▶ REQUIRED WORK:
Filter the material below down to the lines containing the word "this".

▶ SUPPLIED MATERIAL:
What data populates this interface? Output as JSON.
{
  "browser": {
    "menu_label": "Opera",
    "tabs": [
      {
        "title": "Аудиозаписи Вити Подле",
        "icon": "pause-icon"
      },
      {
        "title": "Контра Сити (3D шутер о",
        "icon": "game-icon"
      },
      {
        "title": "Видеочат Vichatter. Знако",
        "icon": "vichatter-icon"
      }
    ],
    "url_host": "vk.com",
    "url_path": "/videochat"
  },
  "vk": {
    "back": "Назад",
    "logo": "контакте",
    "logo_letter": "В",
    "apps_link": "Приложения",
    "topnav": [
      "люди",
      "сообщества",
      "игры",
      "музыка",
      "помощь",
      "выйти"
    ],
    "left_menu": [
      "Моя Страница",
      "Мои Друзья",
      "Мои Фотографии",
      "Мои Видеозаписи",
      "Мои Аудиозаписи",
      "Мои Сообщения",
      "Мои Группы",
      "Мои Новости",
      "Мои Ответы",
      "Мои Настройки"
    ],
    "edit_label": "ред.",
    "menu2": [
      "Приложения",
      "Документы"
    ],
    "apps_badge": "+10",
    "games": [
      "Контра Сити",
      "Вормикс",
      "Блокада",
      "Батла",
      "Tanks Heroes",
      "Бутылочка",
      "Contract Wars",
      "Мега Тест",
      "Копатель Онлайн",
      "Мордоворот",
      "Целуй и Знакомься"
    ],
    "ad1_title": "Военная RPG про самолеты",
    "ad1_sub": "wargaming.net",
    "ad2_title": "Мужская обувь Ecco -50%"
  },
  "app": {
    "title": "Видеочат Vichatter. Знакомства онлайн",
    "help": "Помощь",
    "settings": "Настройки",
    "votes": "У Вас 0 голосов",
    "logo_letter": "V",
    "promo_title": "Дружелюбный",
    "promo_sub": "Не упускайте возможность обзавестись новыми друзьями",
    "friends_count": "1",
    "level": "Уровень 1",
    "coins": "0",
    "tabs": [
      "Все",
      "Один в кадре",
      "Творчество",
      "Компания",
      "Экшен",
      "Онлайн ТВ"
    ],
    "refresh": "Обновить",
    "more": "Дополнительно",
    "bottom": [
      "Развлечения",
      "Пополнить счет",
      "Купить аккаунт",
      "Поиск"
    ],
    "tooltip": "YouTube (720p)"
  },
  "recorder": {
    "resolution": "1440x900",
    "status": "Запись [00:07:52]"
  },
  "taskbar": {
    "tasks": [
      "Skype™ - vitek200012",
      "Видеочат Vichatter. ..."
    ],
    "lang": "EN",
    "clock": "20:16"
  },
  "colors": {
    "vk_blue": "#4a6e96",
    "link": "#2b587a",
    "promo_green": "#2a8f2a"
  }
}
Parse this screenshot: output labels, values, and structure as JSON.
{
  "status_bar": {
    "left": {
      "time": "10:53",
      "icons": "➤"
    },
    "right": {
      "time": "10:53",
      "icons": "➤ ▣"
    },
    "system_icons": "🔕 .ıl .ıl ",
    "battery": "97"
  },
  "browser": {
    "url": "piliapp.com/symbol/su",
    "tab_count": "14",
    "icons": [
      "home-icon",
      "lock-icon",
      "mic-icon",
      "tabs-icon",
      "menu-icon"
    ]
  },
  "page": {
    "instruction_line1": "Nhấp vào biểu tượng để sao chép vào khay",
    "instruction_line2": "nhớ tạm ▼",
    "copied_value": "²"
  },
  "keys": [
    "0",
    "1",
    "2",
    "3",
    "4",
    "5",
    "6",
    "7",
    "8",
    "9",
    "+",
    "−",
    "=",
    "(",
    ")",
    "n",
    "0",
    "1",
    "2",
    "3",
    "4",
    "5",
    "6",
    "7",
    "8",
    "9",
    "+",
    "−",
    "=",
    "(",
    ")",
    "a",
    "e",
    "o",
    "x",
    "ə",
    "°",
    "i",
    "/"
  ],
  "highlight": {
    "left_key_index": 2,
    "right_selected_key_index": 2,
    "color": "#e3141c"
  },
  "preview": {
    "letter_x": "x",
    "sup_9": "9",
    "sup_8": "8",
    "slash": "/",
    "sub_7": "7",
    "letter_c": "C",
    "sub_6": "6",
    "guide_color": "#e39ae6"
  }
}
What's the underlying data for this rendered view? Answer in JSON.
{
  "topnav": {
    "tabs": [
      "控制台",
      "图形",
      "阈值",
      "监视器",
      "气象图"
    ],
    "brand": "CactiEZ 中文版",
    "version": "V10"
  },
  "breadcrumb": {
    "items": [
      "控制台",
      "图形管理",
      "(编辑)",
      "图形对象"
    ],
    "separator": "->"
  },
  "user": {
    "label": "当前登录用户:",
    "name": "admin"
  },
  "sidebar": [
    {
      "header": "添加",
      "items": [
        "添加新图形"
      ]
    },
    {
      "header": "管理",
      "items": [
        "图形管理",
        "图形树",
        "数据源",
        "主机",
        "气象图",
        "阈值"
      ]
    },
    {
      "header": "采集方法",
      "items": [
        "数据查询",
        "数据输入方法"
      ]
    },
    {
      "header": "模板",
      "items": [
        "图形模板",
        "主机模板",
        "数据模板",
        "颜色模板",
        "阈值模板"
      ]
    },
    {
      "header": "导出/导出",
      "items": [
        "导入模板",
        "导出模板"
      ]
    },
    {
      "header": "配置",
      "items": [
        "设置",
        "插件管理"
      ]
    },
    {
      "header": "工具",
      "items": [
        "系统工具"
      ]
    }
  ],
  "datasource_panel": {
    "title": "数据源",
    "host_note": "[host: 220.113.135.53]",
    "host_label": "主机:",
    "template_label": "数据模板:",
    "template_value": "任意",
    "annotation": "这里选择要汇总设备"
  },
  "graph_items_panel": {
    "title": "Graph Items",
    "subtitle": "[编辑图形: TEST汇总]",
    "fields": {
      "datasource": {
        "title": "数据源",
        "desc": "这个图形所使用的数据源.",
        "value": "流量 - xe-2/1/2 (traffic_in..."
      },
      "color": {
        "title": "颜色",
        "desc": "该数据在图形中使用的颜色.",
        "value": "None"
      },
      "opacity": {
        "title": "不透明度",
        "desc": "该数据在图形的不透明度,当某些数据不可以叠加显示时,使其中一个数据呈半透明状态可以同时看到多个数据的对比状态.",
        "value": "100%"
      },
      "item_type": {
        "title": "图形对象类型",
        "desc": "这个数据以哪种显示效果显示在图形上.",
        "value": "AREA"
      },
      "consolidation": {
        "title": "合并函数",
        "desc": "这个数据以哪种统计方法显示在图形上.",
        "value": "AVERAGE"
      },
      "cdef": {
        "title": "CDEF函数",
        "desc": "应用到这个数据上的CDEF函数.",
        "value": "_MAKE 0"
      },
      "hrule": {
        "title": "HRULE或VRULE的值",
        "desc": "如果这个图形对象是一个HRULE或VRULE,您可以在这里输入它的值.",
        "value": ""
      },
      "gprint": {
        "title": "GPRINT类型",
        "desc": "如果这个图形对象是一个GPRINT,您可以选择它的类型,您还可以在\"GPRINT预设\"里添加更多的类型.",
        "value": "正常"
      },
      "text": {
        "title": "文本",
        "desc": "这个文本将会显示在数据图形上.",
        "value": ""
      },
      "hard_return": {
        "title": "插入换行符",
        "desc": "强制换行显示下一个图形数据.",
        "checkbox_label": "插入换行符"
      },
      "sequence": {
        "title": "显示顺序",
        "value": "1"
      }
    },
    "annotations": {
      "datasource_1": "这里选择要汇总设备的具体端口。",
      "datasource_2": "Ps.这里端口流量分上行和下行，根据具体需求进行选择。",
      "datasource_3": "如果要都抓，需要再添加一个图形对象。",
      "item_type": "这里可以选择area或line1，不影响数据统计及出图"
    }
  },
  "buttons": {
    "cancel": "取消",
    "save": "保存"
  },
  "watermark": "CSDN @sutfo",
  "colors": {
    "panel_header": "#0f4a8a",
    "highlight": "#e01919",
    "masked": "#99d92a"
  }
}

▶ REPLY:
What data populates this interface? Output as JSON.
Parse this screenshot: output labels, values, and structure as JSON.
What's the underlying data for this rendered view? Answer in JSON.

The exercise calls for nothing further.